Welcome to a series of stories that basically make up my autobiography. It’s not entirely thorough, but I’ll do the best I can with the memories locked away inside my head. Could be therapeutic for me. Could be humorous for you. Either way, enjoy…
Previously on Life Story… My dad had quadruple bypass surgery during my senior year of high school. He pulled through okay, but it changed our lives forever.
It’s been two years since I’ve written one of these Life Story posts. Honestly, I’m not sure why. It’s not as if my life ended with high school. In fact, I would argue, that’s when my life really began.
I’ve made it no secret that I never cared much for high school. I didn’t hate it. But I definitely didn’t like it. I didn’t enjoy my four years at Patrick Henry. Moments, sure… but overall, not so much.
College… That was a very different story.
I was pretty indecisive about college for most of high school. In fact, I’m not sure I ever gave college much thought when I was growing up. I mean, I assumed I would go to college. It was the logical next step once I finished high school. But where?
I know there are a lot of kids… maybe even a lot of families… who have a good idea about where they want to go to college from a young age. I wasn’t a legacy or anything. Dad didn’t go to college. Mom went to the local community college, though I don’t remember if she finished her associates degree. So neither of my parents pushed me to go to “their” school.
Though, if I’d been smart from a financial point of view, I’d have gone the community college route for my first two years. But that’s not something I considered.
For a while, I think I considered Radford University to be my most logical choice. It was out of town, but only by about an hour. So it was still local. Sure, Virginia Tech was just as local, but for whatever reason, Tech was never on my radar. I really don’t know why.
Radford made sense, though. I knew it had a reputation as a party school. But that’s not why I was interested. If that comes as a shock to you, then you should probably go back and read all the previous Life Story posts. Because that’s just not the kind of person I was. And I didn’t intend to go to college just to become some kind of rebellious cliche.
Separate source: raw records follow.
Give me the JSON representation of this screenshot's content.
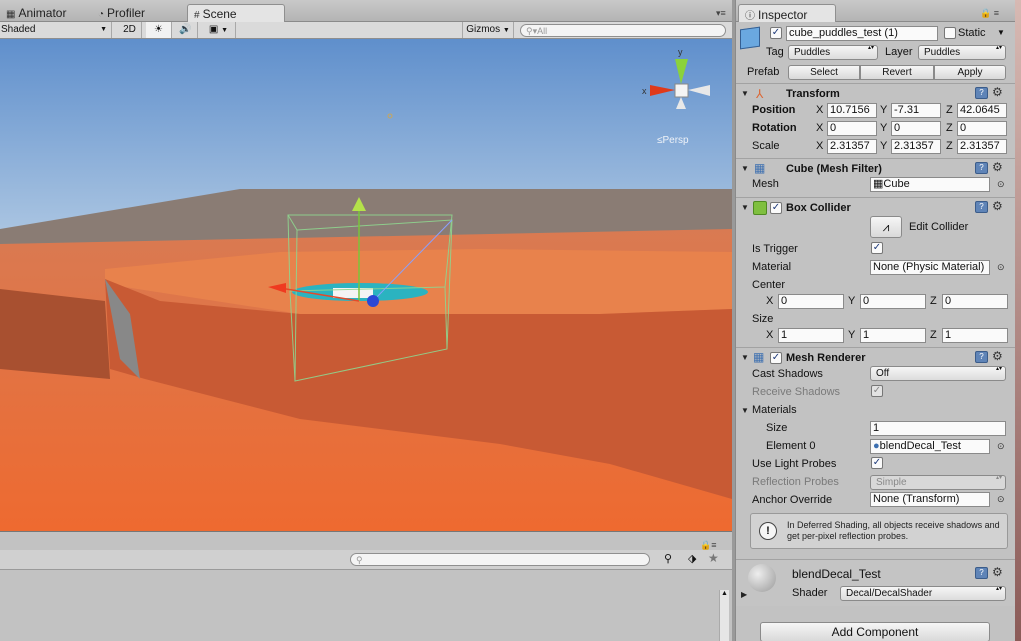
{
  "tabs": {
    "animator": "Animator",
    "profiler": "Profiler",
    "scene": "Scene"
  },
  "scene_toolbar": {
    "shading": "Shaded",
    "mode_2d": "2D",
    "gizmos": "Gizmos",
    "search_placeholder": "All"
  },
  "viewport": {
    "gizmo_x": "x",
    "gizmo_y": "y",
    "persp": "Persp"
  },
  "inspector": {
    "title": "Inspector",
    "object_name": "cube_puddles_test (1)",
    "static_label": "Static",
    "tag_label": "Tag",
    "tag_value": "Puddles",
    "layer_label": "Layer",
    "layer_value": "Puddles",
    "prefab_label": "Prefab",
    "prefab_select": "Select",
    "prefab_revert": "Revert",
    "prefab_apply": "Apply",
    "transform": {
      "title": "Transform",
      "position_label": "Position",
      "pos_x": "10.7156",
      "pos_y": "-7.31",
      "pos_z": "42.0645",
      "rotation_label": "Rotation",
      "rot_x": "0",
      "rot_y": "0",
      "rot_z": "0",
      "scale_label": "Scale",
      "scale_x": "2.31357",
      "scale_y": "2.31357",
      "scale_z": "2.31357",
      "x": "X",
      "y": "Y",
      "z": "Z"
    },
    "mesh_filter": {
      "title": "Cube (Mesh Filter)",
      "mesh_label": "Mesh",
      "mesh_value": "Cube"
    },
    "box_collider": {
      "title": "Box Collider",
      "edit_collider": "Edit Collider",
      "is_trigger": "Is Trigger",
      "material_label": "Material",
      "material_value": "None (Physic Material)",
      "center_label": "Center",
      "cx": "0",
      "cy": "0",
      "cz": "0",
      "size_label": "Size",
      "sx": "1",
      "sy": "1",
      "sz": "1"
    },
    "mesh_renderer": {
      "title": "Mesh Renderer",
      "cast_shadows": "Cast Shadows",
      "cast_value": "Off",
      "receive_shadows": "Receive Shadows",
      "materials": "Materials",
      "size_label": "Size",
      "size_value": "1",
      "element0_label": "Element 0",
      "element0_value": "blendDecal_Test",
      "light_probes": "Use Light Probes",
      "reflection_probes": "Reflection Probes",
      "reflection_value": "Simple",
      "anchor_override": "Anchor Override",
      "anchor_value": "None (Transform)",
      "info": "In Deferred Shading, all objects receive shadows and get per-pixel reflection probes."
    },
    "material": {
      "name": "blendDecal_Test",
      "shader_label": "Shader",
      "shader_value": "Decal/DecalShader"
    },
    "add_component": "Add Component"
  },
  "colors": {
    "sky_top": "#5f8fcc",
    "terrain": "#e06a3e",
    "puddle": "#2bb3c0",
    "selection": "#8fd68f",
    "panel": "#c2c2c2"
  }
}
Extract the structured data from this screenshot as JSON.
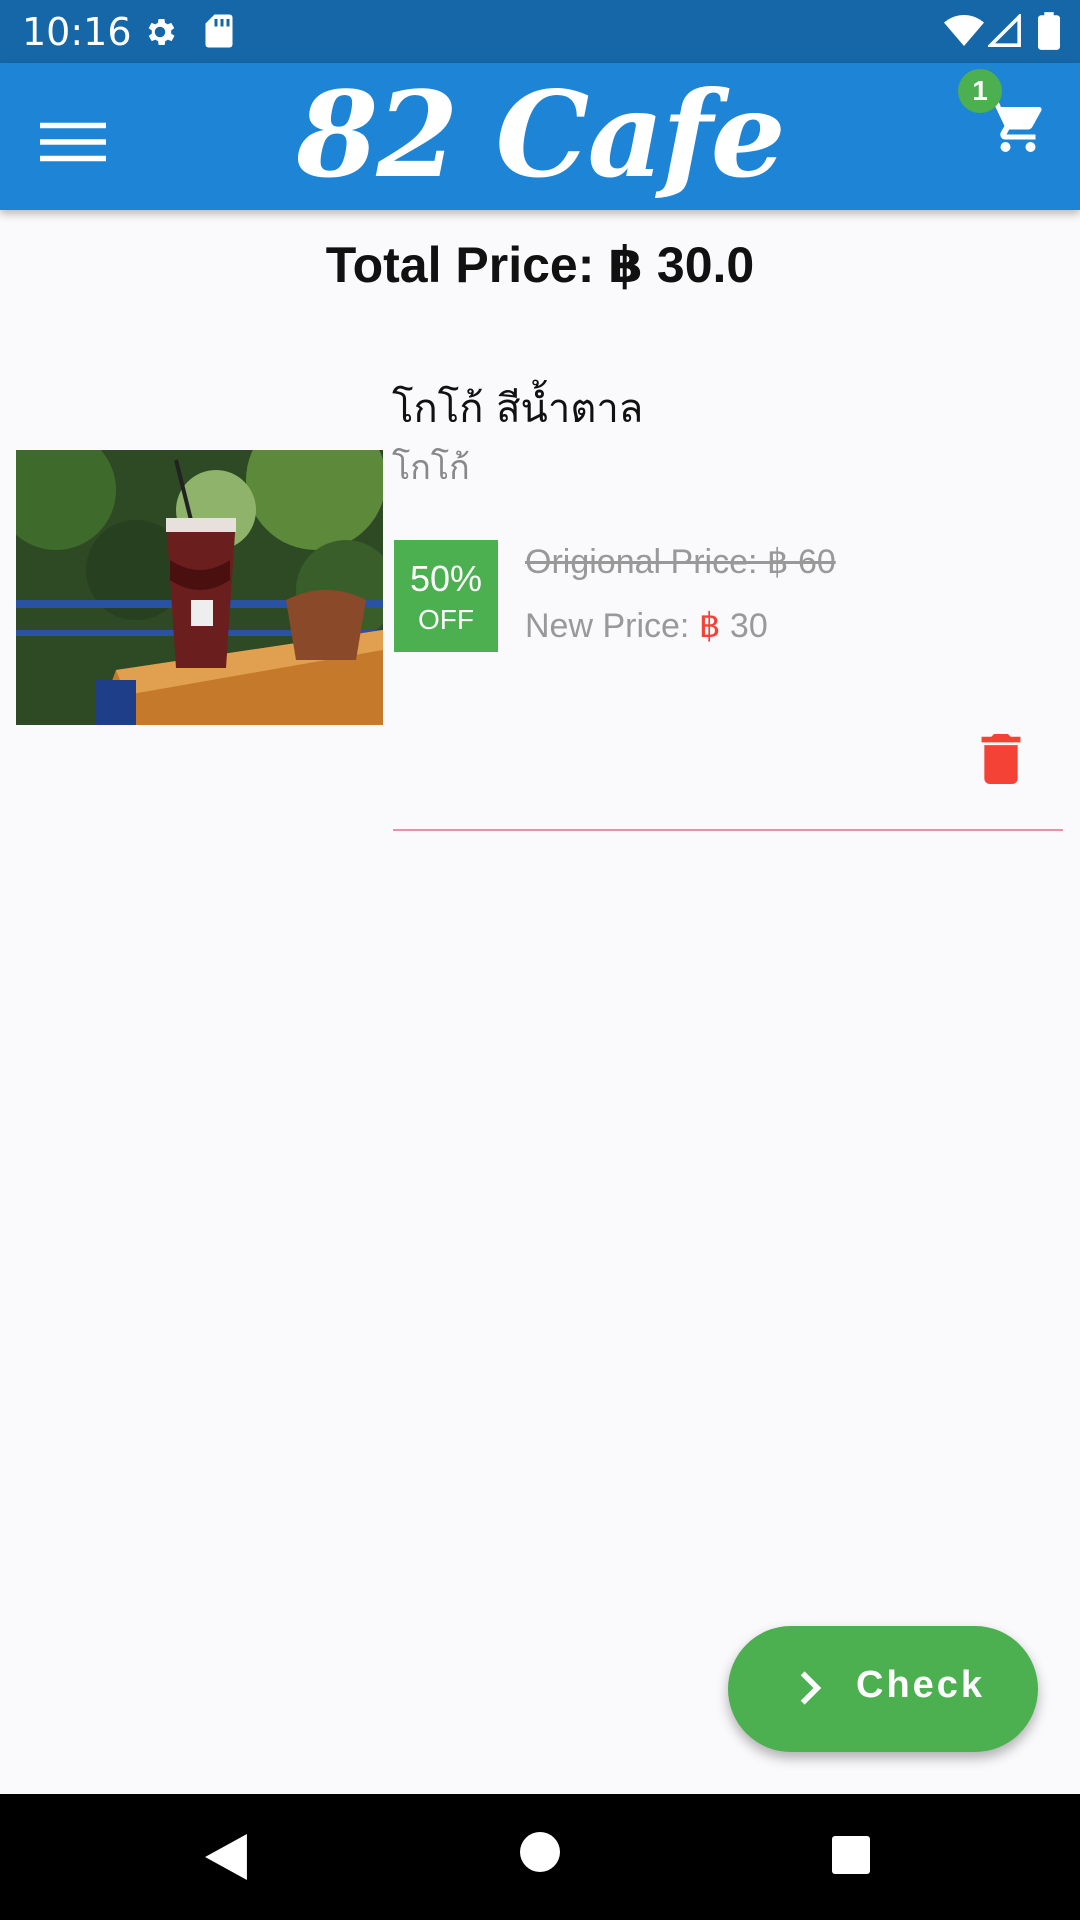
{
  "status_bar": {
    "time": "10:16",
    "icons": [
      "gear-icon",
      "sd-card-icon",
      "wifi-icon",
      "signal-icon",
      "battery-icon"
    ]
  },
  "app_bar": {
    "title": "82 Cafe",
    "cart_count": "1",
    "color": "#1d84d6"
  },
  "cart": {
    "total_price": "Total Price: ฿ 30.0",
    "items": [
      {
        "name": "โกโก้ สีน้ำตาล",
        "category": "โกโก้",
        "discount_percent": "50%",
        "discount_off": "OFF",
        "original_price": "Origional Price: ฿ 60",
        "new_price_label": "New Price:",
        "new_price_currency": "฿",
        "new_price_value": "30"
      }
    ]
  },
  "fab": {
    "label": "Check",
    "color": "#4caf50"
  },
  "colors": {
    "accent": "#1d84d6",
    "status_bar": "#1667a8",
    "success": "#4caf50",
    "danger": "#f44336"
  }
}
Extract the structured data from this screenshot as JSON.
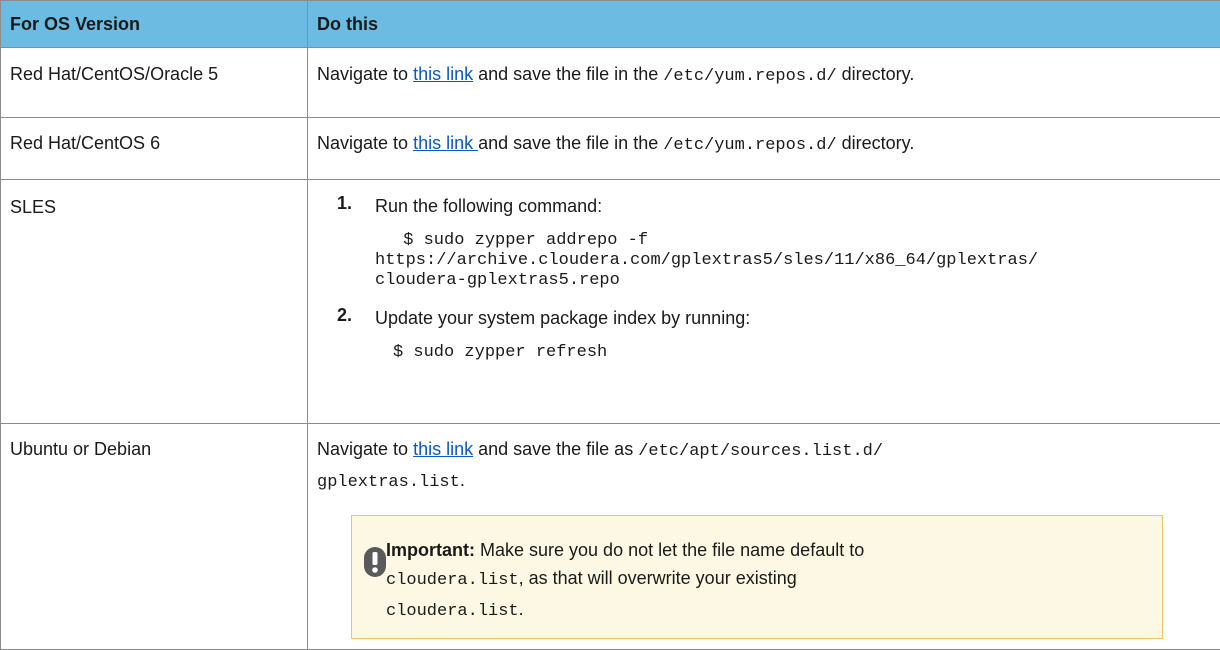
{
  "table": {
    "headers": [
      "For OS Version",
      "Do this"
    ],
    "rows": {
      "rh5": {
        "os": "Red Hat/CentOS/Oracle 5",
        "pre": "Navigate to ",
        "link": "this link",
        "mid": " and save the file in the ",
        "path": "/etc/yum.repos.d/",
        "post": " directory."
      },
      "rh6": {
        "os": "Red Hat/CentOS 6",
        "pre": "Navigate to ",
        "link": "this link ",
        "mid": " and save the file in the ",
        "path": "/etc/yum.repos.d/",
        "post": " directory."
      },
      "sles": {
        "os": "SLES",
        "steps": [
          {
            "num": "1.",
            "text": "Run the following command:",
            "code_lines": [
              " $ sudo zypper addrepo -f",
              "https://archive.cloudera.com/gplextras5/sles/11/x86_64/gplextras/",
              "cloudera-gplextras5.repo"
            ]
          },
          {
            "num": "2.",
            "text": "Update your system package index by running:",
            "code_lines": [
              "$ sudo zypper refresh"
            ]
          }
        ]
      },
      "ubuntu": {
        "os": "Ubuntu or Debian",
        "pre": "Navigate to ",
        "link": "this link",
        "mid": " and save the file as ",
        "path1": "/etc/apt/sources.list.d/",
        "path2": "gplextras.list",
        "post": ".",
        "important": {
          "label": "Important:",
          "text1": " Make sure you do not let the file name default to",
          "code1": "cloudera.list",
          "text2": ", as that will overwrite your existing",
          "code2": "cloudera.list",
          "text3": "."
        }
      }
    }
  },
  "colors": {
    "header_bg": "#6bbbe3",
    "link": "#0b57c9",
    "important_bg": "#fdf8e4",
    "important_border": "#f0c266"
  },
  "icons": [
    "important-icon"
  ]
}
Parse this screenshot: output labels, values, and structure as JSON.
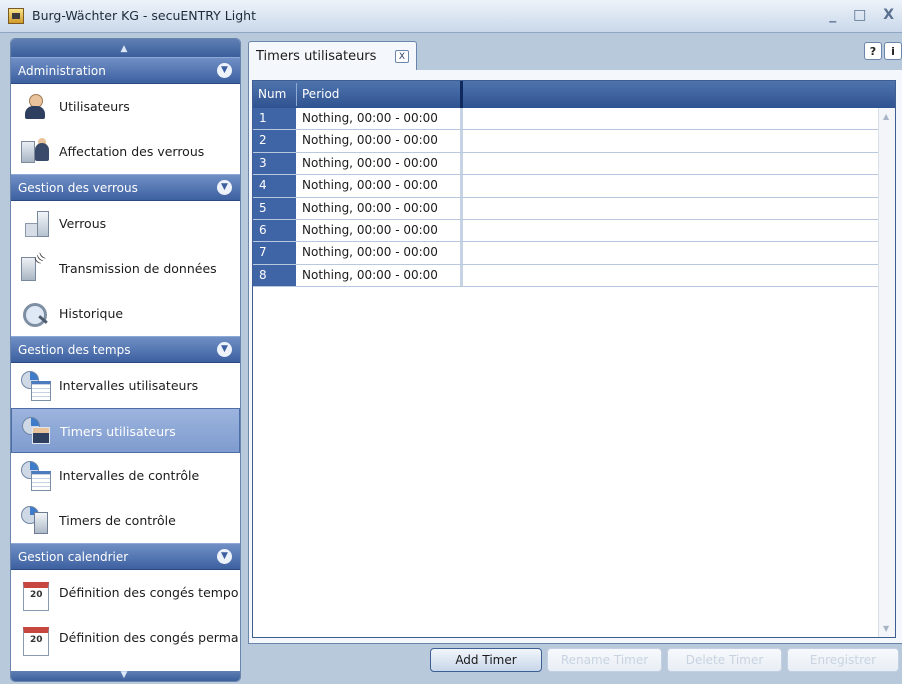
{
  "window": {
    "title": "Burg-Wächter KG - secuENTRY Light",
    "controls": "_ □ X"
  },
  "sidebar": {
    "sections": [
      {
        "label": "Administration",
        "items": [
          {
            "label": "Utilisateurs",
            "icon": "user-icon"
          },
          {
            "label": "Affectation des verrous",
            "icon": "lock-assign-icon"
          }
        ]
      },
      {
        "label": "Gestion des verrous",
        "items": [
          {
            "label": "Verrous",
            "icon": "lock-icon"
          },
          {
            "label": "Transmission de données",
            "icon": "transmission-icon"
          },
          {
            "label": "Historique",
            "icon": "history-icon"
          }
        ]
      },
      {
        "label": "Gestion des temps",
        "items": [
          {
            "label": "Intervalles utilisateurs",
            "icon": "user-intervals-icon"
          },
          {
            "label": "Timers utilisateurs",
            "icon": "user-timers-icon",
            "selected": true
          },
          {
            "label": "Intervalles de contrôle",
            "icon": "control-intervals-icon"
          },
          {
            "label": "Timers de contrôle",
            "icon": "control-timers-icon"
          }
        ]
      },
      {
        "label": "Gestion calendrier",
        "items": [
          {
            "label": "Définition des congés tempo",
            "icon": "holiday-temp-icon"
          },
          {
            "label": "Définition des congés perma",
            "icon": "holiday-perm-icon"
          }
        ]
      }
    ]
  },
  "tab": {
    "label": "Timers utilisateurs",
    "close": "X"
  },
  "help": {
    "help_label": "?",
    "info_label": "i"
  },
  "grid": {
    "columns": [
      "Num",
      "Period"
    ],
    "rows": [
      {
        "num": "1",
        "period": "Nothing, 00:00 - 00:00"
      },
      {
        "num": "2",
        "period": "Nothing, 00:00 - 00:00"
      },
      {
        "num": "3",
        "period": "Nothing, 00:00 - 00:00"
      },
      {
        "num": "4",
        "period": "Nothing, 00:00 - 00:00"
      },
      {
        "num": "5",
        "period": "Nothing, 00:00 - 00:00"
      },
      {
        "num": "6",
        "period": "Nothing, 00:00 - 00:00"
      },
      {
        "num": "7",
        "period": "Nothing, 00:00 - 00:00"
      },
      {
        "num": "8",
        "period": "Nothing, 00:00 - 00:00"
      }
    ]
  },
  "buttons": {
    "add": "Add Timer",
    "rename": "Rename Timer",
    "delete": "Delete Timer",
    "save": "Enregistrer"
  },
  "colors": {
    "accent": "#3d60a0",
    "selected": "#8aa4d3",
    "row_number": "#3f65a6"
  }
}
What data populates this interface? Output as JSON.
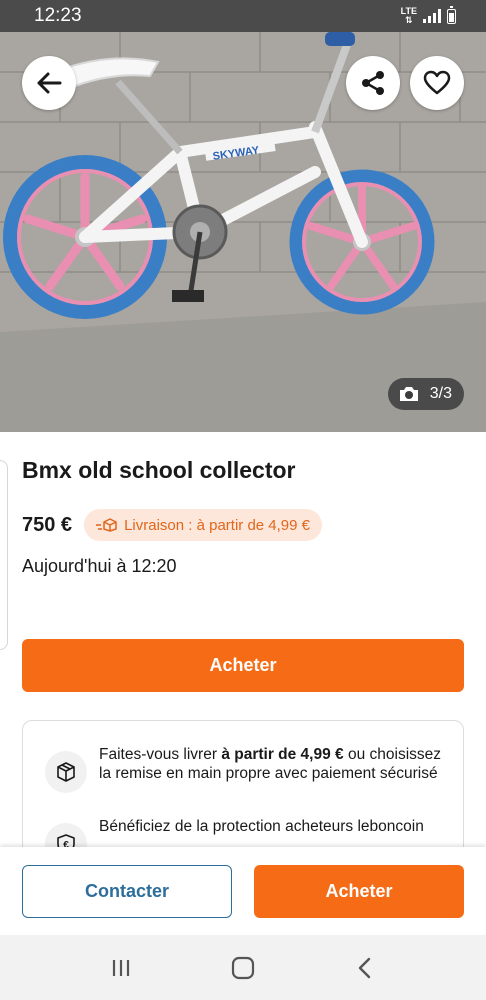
{
  "status_bar": {
    "time": "12:23",
    "network": "LTE",
    "icons": [
      "lte-icon",
      "signal-icon",
      "battery-icon"
    ]
  },
  "gallery": {
    "counter": "3/3",
    "icons": [
      "back-arrow-icon",
      "share-icon",
      "heart-icon",
      "camera-icon"
    ]
  },
  "listing": {
    "title": "Bmx old school collector",
    "price": "750 €",
    "delivery_badge": "Livraison : à partir de 4,99 €",
    "date": "Aujourd'hui à 12:20"
  },
  "buy_button_label": "Acheter",
  "info_card": {
    "delivery_prefix": "Faites-vous livrer ",
    "delivery_bold": "à partir de 4,99 €",
    "delivery_suffix": " ou choisissez la remise en main propre avec paiement sécurisé",
    "protection_text": "Bénéficiez de la protection acheteurs leboncoin"
  },
  "action_bar": {
    "contact_label": "Contacter",
    "buy_label": "Acheter"
  },
  "system_nav": {
    "icons": [
      "recent-apps-icon",
      "home-icon",
      "back-icon"
    ]
  },
  "colors": {
    "accent_orange": "#f56b16",
    "badge_bg": "#fde6da",
    "badge_text": "#e1671b",
    "contact_blue": "#2d6e9c",
    "status_bar": "#4b4b4b"
  }
}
And then I was introduced to Bluefield College. During the summer year after my junior year of high school, I participated in a mission trip with my youth group. We traveled down to far away Danville, Virginia to take part in Impact Virginia, which put together groups of students who worked on the houses of those in need. My group put on a new roof, retiled a kitchen floor, built an outdoor staircase… we did a lot.
Sidebar… This trip was where I first heard one of my favorite jokes. One of the other kids in my work group shared it in the van one very warm afternoon. “How do you fit an elephant into a Safeway shopping cart? You take the F out of Safe and Way…” If you figure out why it’s funny, let me know in the comments.
Anyway, I tell you about that mission trip because that’s where Bluefield College became a school that I was interested in. The youth minister in the church where I grew up was an alum of Bluefield. But I never really gave that much thought. It wasn’t until I met a current student of Bluefield that I became interested in the school.
One of the students on the worship team for Impact Virginia was a sophomore at Bluefield. And he had great things to say about the small college in Bluefield, Virginia.
Early in my senior year, my youth minister offered to take me to Bluefield so I could take the tour and really get to know the campus. It’s not a large campus, so it took all of an afternoon to really get to know the place.
But I really liked it. And it wasn’t long after that visit that I decided Bluefield was where I wanted to go to college.
Being a private college, I really had no clue how I would afford it. My parents weren’t wealthy, so there wasn’t much to go around when it came to educational savings. But even if I’d gone to a state school, money would have still been an issue. To say I racked up some hefty student loans would be an understatement. But that’s life, right?